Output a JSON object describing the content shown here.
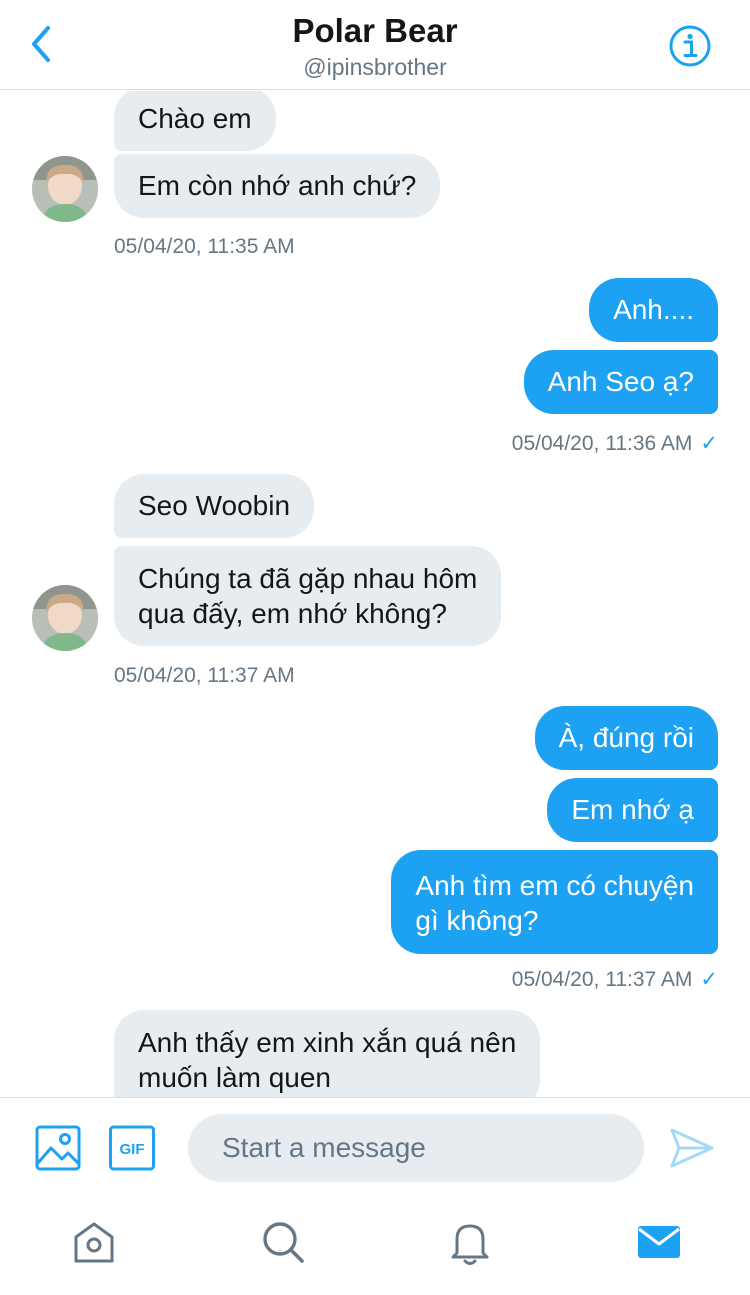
{
  "header": {
    "title": "Polar Bear",
    "handle": "@ipinsbrother",
    "back_icon": "chevron-left-icon",
    "info_icon": "info-icon"
  },
  "messages": [
    {
      "side": "in",
      "text": "Chào em"
    },
    {
      "side": "in",
      "text": "Em còn nhớ anh chứ?"
    },
    {
      "side": "in",
      "timestamp": "05/04/20, 11:35 AM"
    },
    {
      "side": "out",
      "text": "Anh...."
    },
    {
      "side": "out",
      "text": "Anh Seo ạ?"
    },
    {
      "side": "out",
      "timestamp": "05/04/20, 11:36 AM",
      "status": "✓"
    },
    {
      "side": "in",
      "text": "Seo Woobin"
    },
    {
      "side": "in",
      "text": "Chúng ta đã gặp nhau hôm",
      "text2": "qua đấy, em nhớ không?"
    },
    {
      "side": "in",
      "timestamp": "05/04/20, 11:37 AM"
    },
    {
      "side": "out",
      "text": "À, đúng rồi"
    },
    {
      "side": "out",
      "text": "Em nhớ ạ"
    },
    {
      "side": "out",
      "text": "Anh tìm em có chuyện",
      "text2": "gì không?"
    },
    {
      "side": "out",
      "timestamp": "05/04/20, 11:37 AM",
      "status": "✓"
    },
    {
      "side": "in",
      "text": "Anh thấy em xinh xắn quá nên",
      "text2": "muốn làm quen"
    }
  ],
  "composer": {
    "placeholder": "Start a message",
    "gif_label": "GIF",
    "image_icon": "image-icon",
    "send_icon": "send-icon"
  },
  "tabbar": {
    "items": [
      "home-icon",
      "search-icon",
      "notifications-bell-icon",
      "messages-envelope-icon"
    ],
    "active": "messages-envelope-icon"
  },
  "colors": {
    "accent": "#1da1f2",
    "incoming_bubble": "#e6ecf0",
    "secondary_text": "#657786",
    "divider": "#d8dee4"
  }
}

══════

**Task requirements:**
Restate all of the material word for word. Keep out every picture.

**Solved exercise:**
Output a JSON object describing the content shown here.
{
  "header": {
    "title": "Polar Bear",
    "handle": "@ipinsbrother",
    "back_icon": "chevron-left-icon",
    "info_icon": "info-icon"
  },
  "messages": [
    {
      "side": "in",
      "text": "Chào em"
    },
    {
      "side": "in",
      "text": "Em còn nhớ anh chứ?"
    },
    {
      "side": "in",
      "timestamp": "05/04/20, 11:35 AM"
    },
    {
      "side": "out",
      "text": "Anh...."
    },
    {
      "side": "out",
      "text": "Anh Seo ạ?"
    },
    {
      "side": "out",
      "timestamp": "05/04/20, 11:36 AM",
      "status": "✓"
    },
    {
      "side": "in",
      "text": "Seo Woobin"
    },
    {
      "side": "in",
      "text": "Chúng ta đã gặp nhau hôm",
      "text2": "qua đấy, em nhớ không?"
    },
    {
      "side": "in",
      "timestamp": "05/04/20, 11:37 AM"
    },
    {
      "side": "out",
      "text": "À, đúng rồi"
    },
    {
      "side": "out",
      "text": "Em nhớ ạ"
    },
    {
      "side": "out",
      "text": "Anh tìm em có chuyện",
      "text2": "gì không?"
    },
    {
      "side": "out",
      "timestamp": "05/04/20, 11:37 AM",
      "status": "✓"
    },
    {
      "side": "in",
      "text": "Anh thấy em xinh xắn quá nên",
      "text2": "muốn làm quen"
    }
  ],
  "composer": {
    "placeholder": "Start a message",
    "gif_label": "GIF",
    "image_icon": "image-icon",
    "send_icon": "send-icon"
  },
  "tabbar": {
    "items": [
      "home-icon",
      "search-icon",
      "notifications-bell-icon",
      "messages-envelope-icon"
    ],
    "active": "messages-envelope-icon"
  },
  "colors": {
    "accent": "#1da1f2",
    "incoming_bubble": "#e6ecf0",
    "secondary_text": "#657786",
    "divider": "#d8dee4"
  }
}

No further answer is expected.